LaCorte has repeatedly defended his decision not to publish the story, claiming Falzone didn’t have the evidence to back it up despite the confirmation from Rodriguez. The New Yorker, however, reported in March 2019 that LaCorte told Falzone the following: “Good reporting, kiddo. But Rupert [Murdoch] wants Donald Trump to win. So just let it go.”
After being pushed out of Fox News in Nov. 2016, which he contends was part of a post-Ailes “corporate purge” by the network, LaCorte eventually announced he was launching a news site, alongside former Fox News executive editor John Moody, called LaCorte News. He also built a network of spammy hyperpartisan sites manned by Macedonian bloggers, aping the Russian disinformation and interference tactics used throughout the 2016 election.

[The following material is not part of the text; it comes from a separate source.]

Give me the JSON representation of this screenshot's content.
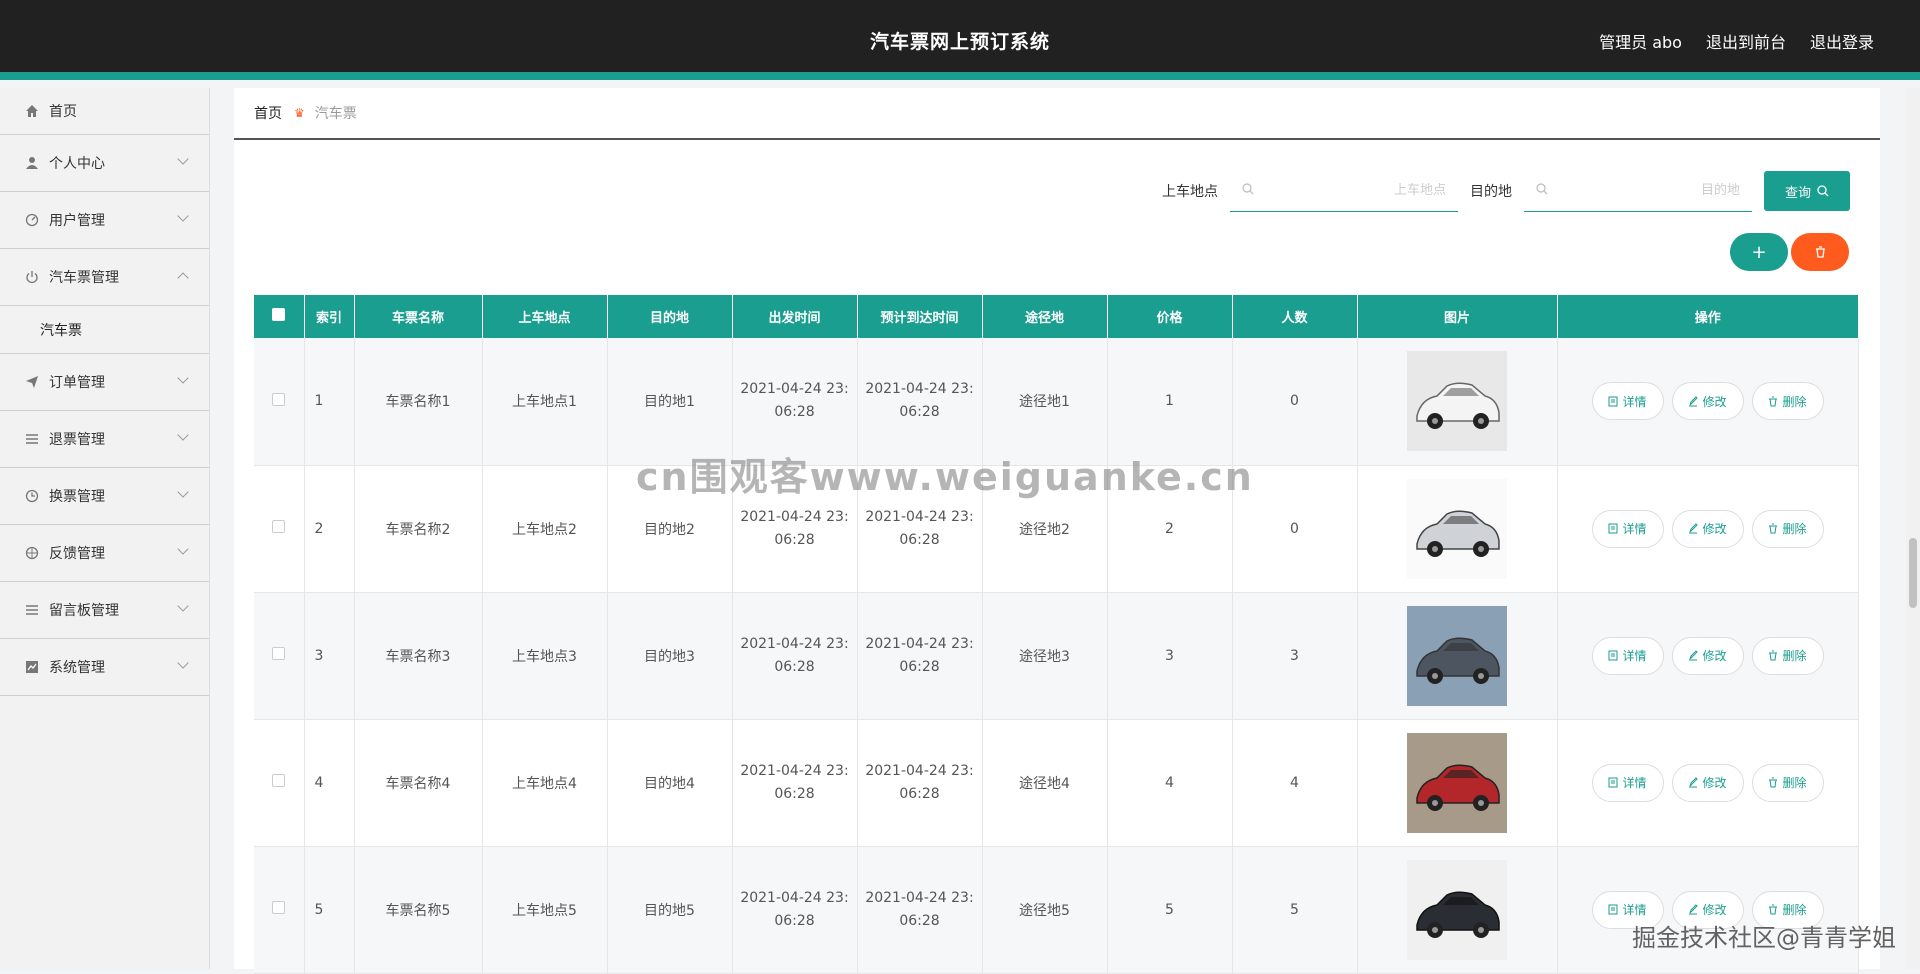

The sites, which employed one writer who helped push the conspiracy theory about a Hillary Clinton-led pedophile ring, repeatedly engaged in pushing fake news and hyperbolic fearmongering to inflame political tensions.
LaCorte, however, defended operating the sites under the guise that he needed to raise revenue in order to fund his legitimate journalistic venture, which he referred to as a “digital news start-up with the stated goal of restoring faith in the media.”
“I wanted to try to find middle ground,” he declared. “Unfortunately, the things that work best right now are hyperactive politics.”
From a strictly journalistic standpoint, LaCorte’s coverage of the Hunter Biden emails suggest that his reach is somewhat limited. Though he was among the first to report on the contents, his work got virtually no visibility among the mainstream press.
As Media Matters reported, the first intimation that LaCorte had material came via a posting he made to the /r/Conservative page on Reddit October 15, the day after the New York Post published its original story on the laptops. In that posting, LaCorte revealed that he had primary documents and spoke glowingly of Mac Isaac.
“I’ve spoken many times with the shop owner and read all of the 29 emails I have downloadable at Media Action Network,” he wrote. “I found John Paul, the shop owner, to be highly credible.”
That same day, LaCorte’s Media Action Network website published 29 PDFs allegedly containing emails sent to Hunter Biden’s iCloud address. Metadata found in a zip file published on the site shows the file was created on the evening of October 14, hours after the New York Post’s initial story was published.
LaCorte also published a PDF copy of the subpoena Mac Isaac said he received from the FBI for the hard drives. LaCorte’s copy of the subpoena appears to be a unique photocopy not derived from the photographs of the subpoena published by Fox, The Daily Mail, or the New York Post.
Less than a week later, LaCorte was promoting the alleged emails once again, this time on an Ask Me Anything forum. In it, he revealed that he had been helping out Mac Isaac before the New York Post published its initial story. “I had dozens of the emails and many conversations with him,” he explained.
He also made another revelation that pointed to Mac Isaac’s interest in getting the Hunter Biden emails publicity. In addition to sending the materials to the FBI and LaCorte himself, Mac Isaac had, according to LaPorte, “sent a few notices to some rightwing outlets, who ignored him.”
The Daily Beast has made several attempts to revisit Mac Isaac at his shop in Wilmington to ask questions about his interactions with LaCorte. Both he and his lawyer have refused to comment.
Shortly after the original New York Post story was published, a sign appeared outside Mac Isaac’s shop in Trolley Square. It reads: “We the people. Thank you! #Patriot.”